6 June 2011
The amount of OTC derivatives cleared centrally has increased considerably in recent years (Graph A, left-hand panel). This has implications for measuring the size of the OTC derivatives market. Central clearing doubles the outstanding volume of any OTC derivative to which it is applied. This is because it involves replacing a contract between two counterparties, say A and B, with one contract between A and a central counterparty (CCP) and a second contract between B and the CCP. 1 In addition to these rather mechanical effects, clearing contracts centrally also affects volumes outstanding through the increased scope for multilateral netting and through the impact on traders' incentives. In this box, we focus on the direct impact on amounts outstanding.
While central clearing doubles the number of contracts, it does not change the volume of underlying risk that is being transferred by OTC derivatives.

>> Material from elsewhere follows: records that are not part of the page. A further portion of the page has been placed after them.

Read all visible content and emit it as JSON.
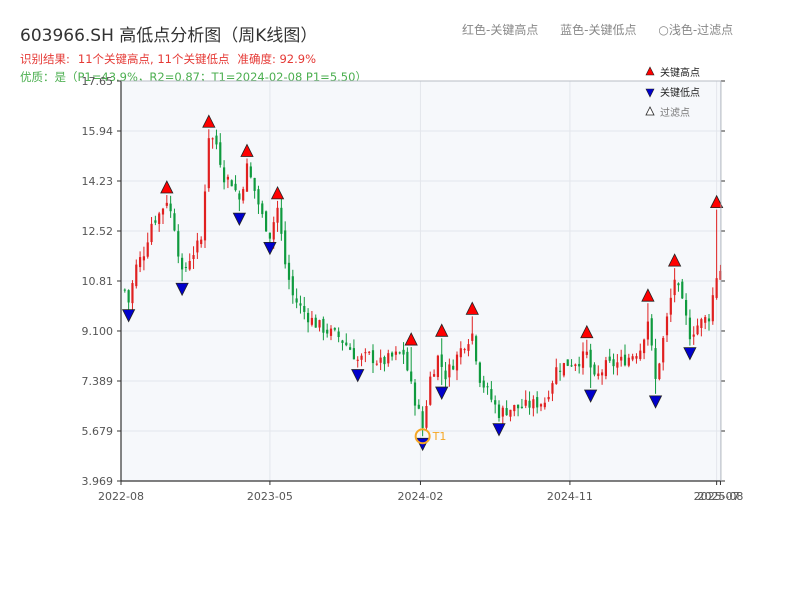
{
  "header": {
    "title": "603966.SH 高低点分析图（周K线图）",
    "legend_text": [
      "红色-关键高点",
      "蓝色-关键低点",
      "○浅色-过滤点"
    ],
    "summary": {
      "prefix": "识别结果:",
      "counts": "11个关键高点, 11个关键低点",
      "accuracy": "准确度: 92.9%"
    },
    "quality": "优质：是（P1=43.9%，R2=0.87；T1=2024-02-08 P1=5.50）"
  },
  "colors": {
    "up": "#e02020",
    "down": "#0f9a3e",
    "key_high": "#ff0000",
    "key_low": "#0000cc",
    "filtered": "#ffffff",
    "t1_marker": "#f5a623",
    "plot_bg": "#f6f8fb",
    "grid": "#e3e6ec",
    "axis": "#333333",
    "tick_text": "#555555"
  },
  "chart_data": {
    "type": "candlestick",
    "title": "603966.SH 高低点分析图（周K线图）",
    "ylim": [
      3.969,
      17.65
    ],
    "yticks": [
      "3.969",
      "5.679",
      "7.389",
      "9.100",
      "10.81",
      "12.52",
      "14.23",
      "15.94",
      "17.65"
    ],
    "xlim": [
      "2022-08-01",
      "2025-08-05"
    ],
    "xticks": [
      {
        "date": "2022-08-01",
        "label": "2022-08"
      },
      {
        "date": "2023-05-01",
        "label": "2023-05"
      },
      {
        "date": "2024-02-01",
        "label": "2024-02"
      },
      {
        "date": "2024-11-01",
        "label": "2024-11"
      },
      {
        "date": "2025-07-28",
        "label": "2025-07"
      },
      {
        "date": "2025-08-04",
        "label": "2025-08"
      }
    ],
    "legend": {
      "position": "top-right",
      "entries": [
        {
          "label": "关键高点",
          "marker": "up-triangle"
        },
        {
          "label": "关键低点",
          "marker": "down-triangle"
        },
        {
          "label": "过滤点",
          "marker": "up-triangle-hollow"
        }
      ]
    },
    "key_highs": [
      {
        "date": "2022-10-24",
        "value": 13.75
      },
      {
        "date": "2023-01-09",
        "value": 16.0
      },
      {
        "date": "2023-03-20",
        "value": 15.0
      },
      {
        "date": "2023-05-15",
        "value": 13.55
      },
      {
        "date": "2024-01-15",
        "value": 8.55
      },
      {
        "date": "2024-03-11",
        "value": 8.85
      },
      {
        "date": "2024-05-06",
        "value": 9.6
      },
      {
        "date": "2024-12-02",
        "value": 8.8
      },
      {
        "date": "2025-03-24",
        "value": 10.05
      },
      {
        "date": "2025-05-12",
        "value": 11.25
      },
      {
        "date": "2025-07-28",
        "value": 13.25
      }
    ],
    "key_lows": [
      {
        "date": "2022-08-15",
        "value": 9.9
      },
      {
        "date": "2022-11-21",
        "value": 10.8
      },
      {
        "date": "2023-03-06",
        "value": 13.2
      },
      {
        "date": "2023-05-01",
        "value": 12.2
      },
      {
        "date": "2023-10-09",
        "value": 7.85
      },
      {
        "date": "2024-02-05",
        "value": 5.5
      },
      {
        "date": "2024-03-11",
        "value": 7.25
      },
      {
        "date": "2024-06-24",
        "value": 6.0
      },
      {
        "date": "2024-12-09",
        "value": 7.15
      },
      {
        "date": "2025-04-07",
        "value": 6.95
      },
      {
        "date": "2025-06-09",
        "value": 8.6
      }
    ],
    "annotation": {
      "label": "T1",
      "date": "2024-02-05",
      "value": 5.5
    },
    "weekly_close_path": [
      [
        "2022-08-08",
        10.5
      ],
      [
        "2022-08-15",
        10.1
      ],
      [
        "2022-08-29",
        11.3
      ],
      [
        "2022-09-12",
        11.8
      ],
      [
        "2022-09-26",
        12.8
      ],
      [
        "2022-10-10",
        13.1
      ],
      [
        "2022-10-24",
        13.6
      ],
      [
        "2022-11-07",
        12.7
      ],
      [
        "2022-11-21",
        11.0
      ],
      [
        "2022-12-05",
        11.6
      ],
      [
        "2022-12-26",
        12.2
      ],
      [
        "2023-01-09",
        15.8
      ],
      [
        "2023-01-23",
        15.5
      ],
      [
        "2023-02-06",
        14.4
      ],
      [
        "2023-02-20",
        14.2
      ],
      [
        "2023-03-06",
        13.6
      ],
      [
        "2023-03-20",
        14.7
      ],
      [
        "2023-04-03",
        13.9
      ],
      [
        "2023-04-17",
        13.0
      ],
      [
        "2023-05-01",
        12.4
      ],
      [
        "2023-05-15",
        13.3
      ],
      [
        "2023-05-29",
        11.4
      ],
      [
        "2023-06-12",
        10.3
      ],
      [
        "2023-06-26",
        9.9
      ],
      [
        "2023-07-10",
        9.6
      ],
      [
        "2023-07-24",
        9.35
      ],
      [
        "2023-08-14",
        9.1
      ],
      [
        "2023-09-04",
        8.9
      ],
      [
        "2023-09-25",
        8.5
      ],
      [
        "2023-10-09",
        8.1
      ],
      [
        "2023-10-30",
        8.25
      ],
      [
        "2023-11-20",
        8.0
      ],
      [
        "2023-12-11",
        8.2
      ],
      [
        "2024-01-01",
        8.35
      ],
      [
        "2024-01-15",
        7.2
      ],
      [
        "2024-01-29",
        6.3
      ],
      [
        "2024-02-05",
        5.8
      ],
      [
        "2024-02-19",
        7.5
      ],
      [
        "2024-03-04",
        8.2
      ],
      [
        "2024-03-18",
        7.6
      ],
      [
        "2024-04-01",
        8.0
      ],
      [
        "2024-04-22",
        8.7
      ],
      [
        "2024-05-06",
        9.0
      ],
      [
        "2024-05-20",
        7.5
      ],
      [
        "2024-06-03",
        7.0
      ],
      [
        "2024-06-24",
        6.3
      ],
      [
        "2024-07-15",
        6.45
      ],
      [
        "2024-08-05",
        6.5
      ],
      [
        "2024-08-26",
        6.6
      ],
      [
        "2024-09-16",
        6.7
      ],
      [
        "2024-10-07",
        7.8
      ],
      [
        "2024-10-28",
        8.0
      ],
      [
        "2024-11-18",
        8.1
      ],
      [
        "2024-12-02",
        8.3
      ],
      [
        "2024-12-16",
        7.4
      ],
      [
        "2025-01-06",
        7.9
      ],
      [
        "2025-01-27",
        8.0
      ],
      [
        "2025-02-17",
        8.2
      ],
      [
        "2025-03-10",
        8.5
      ],
      [
        "2025-03-24",
        9.5
      ],
      [
        "2025-04-07",
        7.4
      ],
      [
        "2025-04-21",
        8.8
      ],
      [
        "2025-05-12",
        10.9
      ],
      [
        "2025-05-26",
        10.0
      ],
      [
        "2025-06-09",
        9.0
      ],
      [
        "2025-06-23",
        9.3
      ],
      [
        "2025-07-14",
        9.6
      ],
      [
        "2025-07-28",
        11.0
      ],
      [
        "2025-08-04",
        11.2
      ]
    ]
  }
}
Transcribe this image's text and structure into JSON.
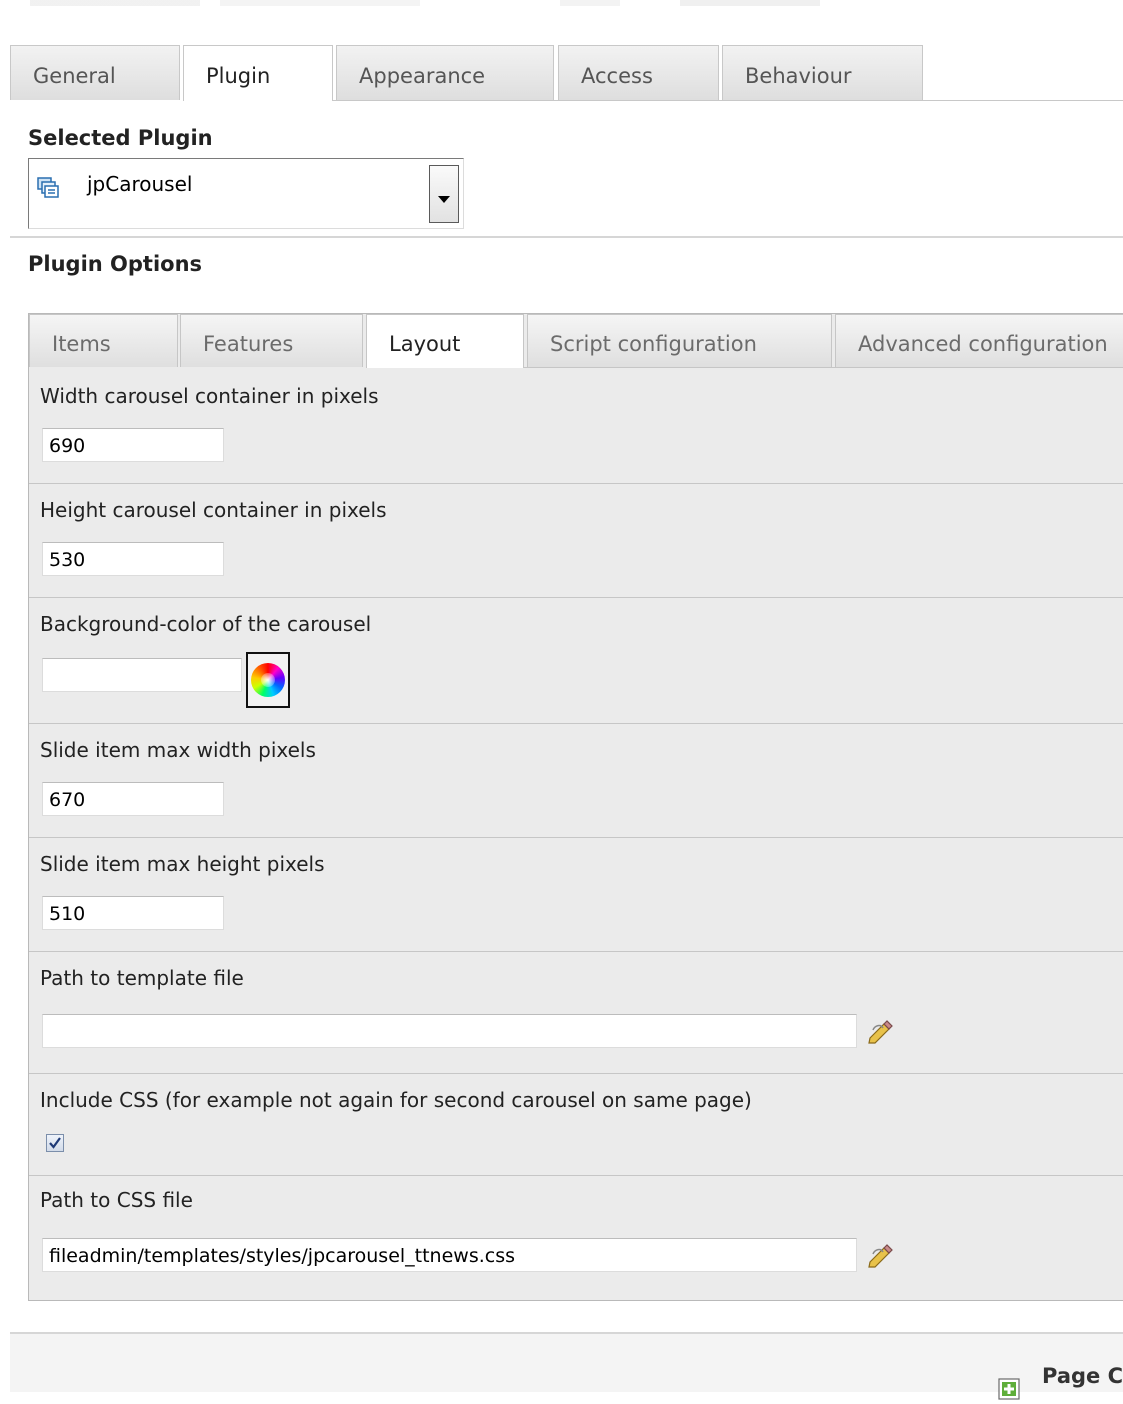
{
  "main_tabs": [
    {
      "label": "General",
      "active": false
    },
    {
      "label": "Plugin",
      "active": true
    },
    {
      "label": "Appearance",
      "active": false
    },
    {
      "label": "Access",
      "active": false
    },
    {
      "label": "Behaviour",
      "active": false
    }
  ],
  "selected_plugin": {
    "label": "Selected Plugin",
    "value": "jpCarousel",
    "icon": "plugin-icon"
  },
  "plugin_options": {
    "label": "Plugin Options",
    "tabs": [
      {
        "label": "Items",
        "active": false
      },
      {
        "label": "Features",
        "active": false
      },
      {
        "label": "Layout",
        "active": true
      },
      {
        "label": "Script configuration",
        "active": false
      },
      {
        "label": "Advanced configuration",
        "active": false
      }
    ],
    "fields": {
      "width": {
        "label": "Width carousel container in pixels",
        "value": "690"
      },
      "height": {
        "label": "Height carousel container in pixels",
        "value": "530"
      },
      "bgcolor": {
        "label": "Background-color of the carousel",
        "value": ""
      },
      "max_width": {
        "label": "Slide item max width pixels",
        "value": "670"
      },
      "max_height": {
        "label": "Slide item max height pixels",
        "value": "510"
      },
      "template": {
        "label": "Path to template file",
        "value": ""
      },
      "include_css": {
        "label": "Include CSS (for example not again for second carousel on same page)",
        "checked": true
      },
      "css_path": {
        "label": "Path to CSS file",
        "value": "fileadmin/templates/styles/jpcarousel_ttnews.css"
      }
    }
  },
  "footer": {
    "label": "Page C",
    "icon": "add-page-icon"
  },
  "colors": {
    "panel_bg": "#ebebeb",
    "tab_border": "#c6c6c6",
    "footer_bg": "#f4f4f4"
  }
}
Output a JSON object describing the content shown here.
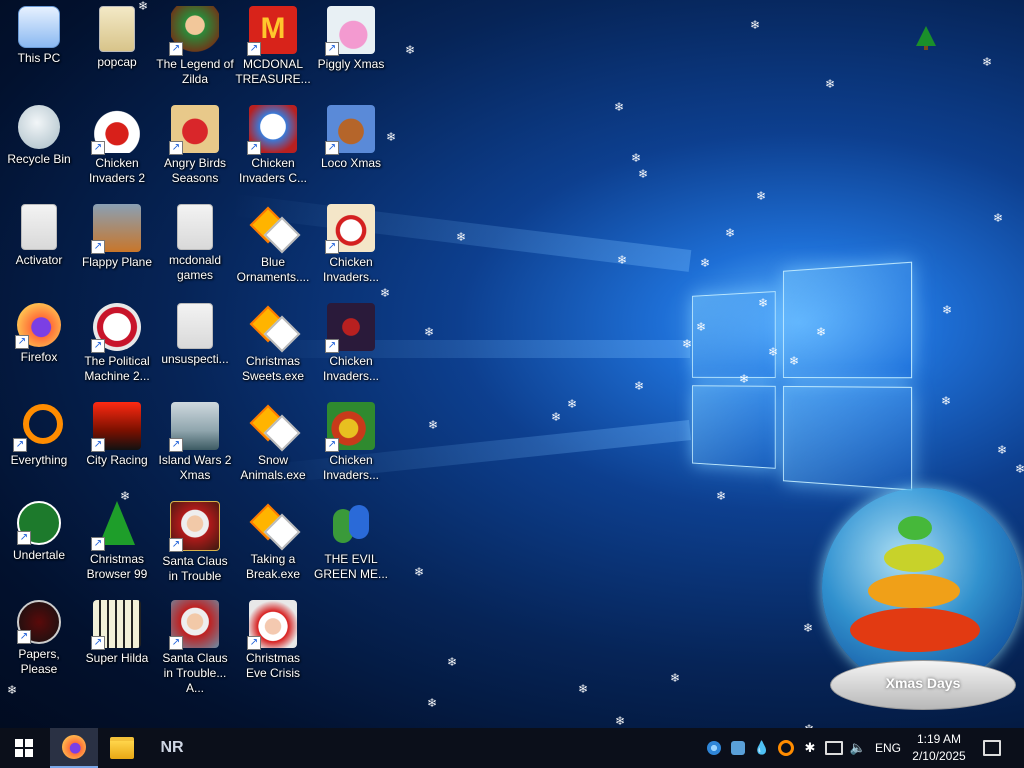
{
  "desktop_icons": [
    {
      "label": "This PC",
      "icon": "this-pc-icon",
      "shortcut": false
    },
    {
      "label": "popcap",
      "icon": "folder-icon",
      "shortcut": false
    },
    {
      "label": "The Legend of Zilda",
      "icon": "legend-of-zilda-icon",
      "shortcut": true
    },
    {
      "label": "MCDONAL TREASURE...",
      "icon": "mcdonalds-icon",
      "shortcut": true
    },
    {
      "label": "Piggly Xmas",
      "icon": "piggly-xmas-icon",
      "shortcut": true
    },
    {
      "label": "Recycle Bin",
      "icon": "recycle-bin-icon",
      "shortcut": false
    },
    {
      "label": "Chicken Invaders 2",
      "icon": "chicken-invaders-2-icon",
      "shortcut": true
    },
    {
      "label": "Angry Birds Seasons",
      "icon": "angry-birds-icon",
      "shortcut": true
    },
    {
      "label": "Chicken Invaders C...",
      "icon": "snowman-icon",
      "shortcut": true
    },
    {
      "label": "Loco Xmas",
      "icon": "loco-xmas-icon",
      "shortcut": true
    },
    {
      "label": "Activator",
      "icon": "file-icon",
      "shortcut": false
    },
    {
      "label": "Flappy Plane",
      "icon": "flappy-plane-icon",
      "shortcut": true
    },
    {
      "label": "mcdonald games",
      "icon": "folder-icon",
      "shortcut": false
    },
    {
      "label": "Blue Ornaments....",
      "icon": "installer-icon",
      "shortcut": false
    },
    {
      "label": "Chicken Invaders...",
      "icon": "chicken-invaders-icon",
      "shortcut": true
    },
    {
      "label": "Firefox",
      "icon": "firefox-icon",
      "shortcut": true
    },
    {
      "label": "The Political Machine 2...",
      "icon": "political-machine-icon",
      "shortcut": true
    },
    {
      "label": "unsuspecti...",
      "icon": "file-icon",
      "shortcut": false
    },
    {
      "label": "Christmas Sweets.exe",
      "icon": "installer-icon",
      "shortcut": false
    },
    {
      "label": "Chicken Invaders...",
      "icon": "chicken-invaders-icon",
      "shortcut": true
    },
    {
      "label": "Everything",
      "icon": "everything-search-icon",
      "shortcut": true
    },
    {
      "label": "City Racing",
      "icon": "city-racing-icon",
      "shortcut": true
    },
    {
      "label": "Island Wars 2 Xmas",
      "icon": "island-wars-icon",
      "shortcut": true
    },
    {
      "label": "Snow Animals.exe",
      "icon": "installer-icon",
      "shortcut": false
    },
    {
      "label": "Chicken Invaders...",
      "icon": "chicken-invaders-icon",
      "shortcut": true
    },
    {
      "label": "Undertale",
      "icon": "undertale-icon",
      "shortcut": true
    },
    {
      "label": "Christmas Browser 99",
      "icon": "christmas-tree-icon",
      "shortcut": true
    },
    {
      "label": "Santa Claus in Trouble",
      "icon": "santa-claus-icon",
      "shortcut": true
    },
    {
      "label": "Taking a Break.exe",
      "icon": "installer-icon",
      "shortcut": false
    },
    {
      "label": "THE EVIL GREEN ME...",
      "icon": "msn-messenger-icon",
      "shortcut": false
    },
    {
      "label": "Papers, Please",
      "icon": "papers-please-icon",
      "shortcut": true
    },
    {
      "label": "Super Hilda",
      "icon": "super-hilda-icon",
      "shortcut": true
    },
    {
      "label": "Santa Claus in Trouble... A...",
      "icon": "santa-claus-icon",
      "shortcut": true
    },
    {
      "label": "Christmas Eve Crisis",
      "icon": "santa-face-icon",
      "shortcut": true
    }
  ],
  "snow_globe": {
    "text": "Xmas Days"
  },
  "taskbar": {
    "start": "start-icon",
    "pinned": [
      {
        "name": "firefox-icon",
        "active": true
      },
      {
        "name": "file-explorer-icon",
        "active": false
      },
      {
        "name": "nr-app",
        "label": "NR",
        "active": false
      }
    ],
    "tray": {
      "language": "ENG",
      "time": "1:19 AM",
      "date": "2/10/2025"
    }
  },
  "colors": {
    "taskbar": "#0b0f1a",
    "accent": "#1e6fd6"
  }
}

If the aim is to measure the size of this risk transfer, then it is appropriate to halve outstanding contract volumes with CCPs. It is also appropriate if the objective is to establish the volume or proportion of contracts in OTC derivatives markets that is centrally cleared.
However, if one is interested in counterparty risk, then the total volume of outstanding derivatives contracts, ie without halving the amounts cleared with CCPs, is the relevant figure. Although CCPs are intended to have very low default probabilities, these are not zero. 2 It is therefore necessary to count all contracts to which they are a counterparty, along with all other contracts, when evaluating the total volume of counterparty risk in OTC derivatives markets. Graph A shows the growing importance of CCPs in OTC interest rate and credit derivatives markets and the effect that halving CCP positions can have on contract volumes in these markets.
For a fuller description of the mechanics of central clearing, see N Vause, "Counterparty risk and contract volumes in the credit default swap market", BIS Quarterly Review, December 2010.
2 For an investigation of the risk faced by CCPs, see D Heller and N Vause, "Expansion of central clearing", in this issue.